and father Bob prepare the kart.
pit crew mechanic, Bob gets busy checking the tire pressure, oil
and fuel levels, readying the car for the feature race. Grandpa Larry
looks over his son’s shoulder as they review the tachometer
to see how well the engine ran during hot laps. Tyler’s
raced well during laps today, ensuring he’ll
have a good spot in the feature race.
mom, Julie, completes the pit crew. She also serves
as one of three scorekeepers at the track. Grandma
Gladys helps, too, handing out trophies to the
winners at the end of the night. Tyler’s younger brother,
Levi, watches the race so he can pick up tips from
his big brother. Levi, 5, started racing his own
kart this summer, which is aptly named The General
definitely a family affair,” says
Bob, whose Warsaw home is served by Co-Mo Electric
Cooperative. “Life pretty much works around
this racing addiction we have.” Bob and
Julie agree that racing was something they
began because Tyler wanted to race and they knew they
could spend more time together as a family.
not racing, Tyler, center, enjoys playing with Matchbox cars
in the dirt with his younger brother, Levi, left,
and friend, Bobby Williams. Levi is following in Tyler’s
footsteps and began racing this season with his own winged outlaw
kart, aptly nicknamed the “General Wee.”
we wanted to do something together so when the boys are 16, 17, 18,
we know where they are and what they’re
doing on Friday and Saturday nights,” says Bob, as he watches
their sons playing with Matchbox cars in the ditch again. “I
also wanted to have good, solid relationships with my boys. Besides
that, it’s just good, family fun.
a little money to do this, but we’d spend it doing something
else if we weren’t racing,” adds
It’s now dark at the track and
Tyler’s 12-lap feature race is about
The flag is waved and the racers are off,
vying for first place and a highly coveted
$10 trophy. As eager competitors bump into
each other, the caution flag appears several
times during the race. But no one is hurt.
The cars are lined back up and the race begins
again. Tonight proves to be a good night
and Tyler earns the first place trophy in
his race class.
Back in the pit,
Tyler jumps out of the kart and goes with Dad to the check point
where officials weigh the cars and check the race fuel, making sure
adhering to the rules. As his car is
weighed, Tyler runs back to the second place competitor, gives him
a thumbs up and says, “Good race.”
Bob notices the
exchange and smiles. “He was given a trophy once for his
sportsmanship,” recalls the proud
dad. “Tyler’s car broke
down during hot laps, so he helped
his biggest competitor get ready for
the race.
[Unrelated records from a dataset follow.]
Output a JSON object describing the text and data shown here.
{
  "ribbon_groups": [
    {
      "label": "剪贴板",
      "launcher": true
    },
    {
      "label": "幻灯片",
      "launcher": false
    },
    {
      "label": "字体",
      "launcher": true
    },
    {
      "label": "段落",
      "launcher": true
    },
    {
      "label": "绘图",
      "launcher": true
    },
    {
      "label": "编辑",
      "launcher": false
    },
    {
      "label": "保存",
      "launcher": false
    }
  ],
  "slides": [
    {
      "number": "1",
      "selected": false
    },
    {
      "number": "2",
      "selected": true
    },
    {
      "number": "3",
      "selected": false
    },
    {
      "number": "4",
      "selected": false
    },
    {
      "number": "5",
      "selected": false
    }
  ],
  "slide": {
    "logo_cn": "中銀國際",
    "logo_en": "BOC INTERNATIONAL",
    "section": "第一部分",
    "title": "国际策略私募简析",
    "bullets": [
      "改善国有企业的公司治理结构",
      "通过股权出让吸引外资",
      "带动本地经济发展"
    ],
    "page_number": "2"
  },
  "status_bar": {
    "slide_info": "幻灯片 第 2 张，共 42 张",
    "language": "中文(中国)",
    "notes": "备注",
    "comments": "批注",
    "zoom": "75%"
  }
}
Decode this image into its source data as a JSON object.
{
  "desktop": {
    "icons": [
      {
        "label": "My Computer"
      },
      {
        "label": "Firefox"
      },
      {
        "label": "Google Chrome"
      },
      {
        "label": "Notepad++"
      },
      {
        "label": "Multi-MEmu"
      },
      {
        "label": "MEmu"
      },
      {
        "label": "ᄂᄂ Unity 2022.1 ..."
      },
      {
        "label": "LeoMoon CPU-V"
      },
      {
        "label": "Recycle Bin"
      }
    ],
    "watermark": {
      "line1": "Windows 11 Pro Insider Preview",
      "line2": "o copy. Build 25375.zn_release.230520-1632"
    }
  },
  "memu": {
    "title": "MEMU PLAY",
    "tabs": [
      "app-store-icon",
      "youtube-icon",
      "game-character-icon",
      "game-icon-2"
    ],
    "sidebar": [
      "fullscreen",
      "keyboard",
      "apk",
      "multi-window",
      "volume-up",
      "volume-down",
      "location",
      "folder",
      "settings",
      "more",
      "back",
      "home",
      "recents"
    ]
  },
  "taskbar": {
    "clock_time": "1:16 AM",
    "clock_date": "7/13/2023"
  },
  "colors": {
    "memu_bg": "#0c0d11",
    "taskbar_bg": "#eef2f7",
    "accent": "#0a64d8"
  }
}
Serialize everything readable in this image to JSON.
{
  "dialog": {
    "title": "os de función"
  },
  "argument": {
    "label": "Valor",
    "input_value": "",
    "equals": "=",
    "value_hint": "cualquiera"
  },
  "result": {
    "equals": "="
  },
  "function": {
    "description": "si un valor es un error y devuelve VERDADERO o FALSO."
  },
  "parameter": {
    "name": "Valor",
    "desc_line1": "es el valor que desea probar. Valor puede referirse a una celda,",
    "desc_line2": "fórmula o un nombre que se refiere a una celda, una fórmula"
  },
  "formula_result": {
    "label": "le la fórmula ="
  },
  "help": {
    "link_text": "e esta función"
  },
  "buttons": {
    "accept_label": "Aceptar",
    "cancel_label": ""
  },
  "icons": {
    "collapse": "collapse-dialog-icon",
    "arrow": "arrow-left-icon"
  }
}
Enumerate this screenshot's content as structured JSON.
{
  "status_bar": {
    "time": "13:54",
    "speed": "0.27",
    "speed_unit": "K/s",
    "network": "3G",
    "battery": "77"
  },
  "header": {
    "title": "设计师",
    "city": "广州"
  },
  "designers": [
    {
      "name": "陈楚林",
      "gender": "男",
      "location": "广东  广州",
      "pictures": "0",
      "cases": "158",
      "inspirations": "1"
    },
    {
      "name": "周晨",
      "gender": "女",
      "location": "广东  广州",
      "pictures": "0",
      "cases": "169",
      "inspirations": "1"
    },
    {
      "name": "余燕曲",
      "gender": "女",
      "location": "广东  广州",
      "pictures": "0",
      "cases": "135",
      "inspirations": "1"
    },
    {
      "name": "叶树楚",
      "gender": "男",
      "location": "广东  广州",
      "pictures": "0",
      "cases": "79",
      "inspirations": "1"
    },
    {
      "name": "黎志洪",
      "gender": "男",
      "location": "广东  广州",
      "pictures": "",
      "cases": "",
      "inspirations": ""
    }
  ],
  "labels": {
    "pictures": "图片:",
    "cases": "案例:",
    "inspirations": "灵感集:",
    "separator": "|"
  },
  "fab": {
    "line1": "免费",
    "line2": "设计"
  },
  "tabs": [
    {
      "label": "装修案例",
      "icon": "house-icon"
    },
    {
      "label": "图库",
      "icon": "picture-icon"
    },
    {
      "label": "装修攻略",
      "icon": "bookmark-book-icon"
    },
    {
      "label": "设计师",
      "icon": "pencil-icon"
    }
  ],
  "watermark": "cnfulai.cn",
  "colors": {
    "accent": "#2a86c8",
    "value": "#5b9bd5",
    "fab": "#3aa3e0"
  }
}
If you ask Tyler which of
his trophies is his favorite, he usually
pulls that one off the shelf first.”
listens to instructions from his dad before an upcoming feature
race at the County Line Speedway in Brighton, north of Springfield.
two race seasons, Tyler’s collected
more than a dozen first place trophies
and more second and third place trophies
than his parents can recall.
he doesn’t win first place,
he might run off to be alone for
a bit, but pretty soon he’s
back, running around and playing
with the other kids at the track,” says
Ask Tyler what
he feels like when he doesn’t win, he pauses,
then says, “Well,
I just don’t like people
passing me because I know I’ve
got the fastest car out there.”
“But I love racing
and I win a lot. I’d
like to race NASCAR some day
like Kasey Kahne,” says
the youngster, who has the
remnants of a temporary tattoo
from vacation Bible school
still stuck on his forehead. “I
always just try to do better
the next time I race.”
For more information about winged outlaw kart racing, contact Bob
Betts at 1213Betts@socket.net. At press time, Tyler is fourth place
in points this season at County Line Raceway. Race season runs through